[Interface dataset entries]
+===+
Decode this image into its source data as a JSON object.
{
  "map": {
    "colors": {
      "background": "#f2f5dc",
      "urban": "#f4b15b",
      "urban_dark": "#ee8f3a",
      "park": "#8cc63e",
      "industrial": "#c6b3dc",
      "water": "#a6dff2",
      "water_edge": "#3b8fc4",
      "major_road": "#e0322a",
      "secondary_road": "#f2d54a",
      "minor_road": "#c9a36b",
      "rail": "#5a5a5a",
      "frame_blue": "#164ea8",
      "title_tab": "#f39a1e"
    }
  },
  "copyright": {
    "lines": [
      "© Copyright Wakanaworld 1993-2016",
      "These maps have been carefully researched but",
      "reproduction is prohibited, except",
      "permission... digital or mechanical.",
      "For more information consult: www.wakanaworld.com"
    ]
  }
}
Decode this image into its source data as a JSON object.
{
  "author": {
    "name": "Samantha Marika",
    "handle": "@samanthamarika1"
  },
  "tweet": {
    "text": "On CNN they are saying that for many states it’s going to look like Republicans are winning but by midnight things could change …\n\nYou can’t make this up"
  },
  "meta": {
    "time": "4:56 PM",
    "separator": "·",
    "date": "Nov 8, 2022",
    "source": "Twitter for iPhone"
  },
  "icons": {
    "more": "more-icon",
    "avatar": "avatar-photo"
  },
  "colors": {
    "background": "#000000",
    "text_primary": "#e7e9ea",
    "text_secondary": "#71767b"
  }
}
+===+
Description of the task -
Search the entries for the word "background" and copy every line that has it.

Your response -
      "background": "#f2f5dc",
    "background": "#000000",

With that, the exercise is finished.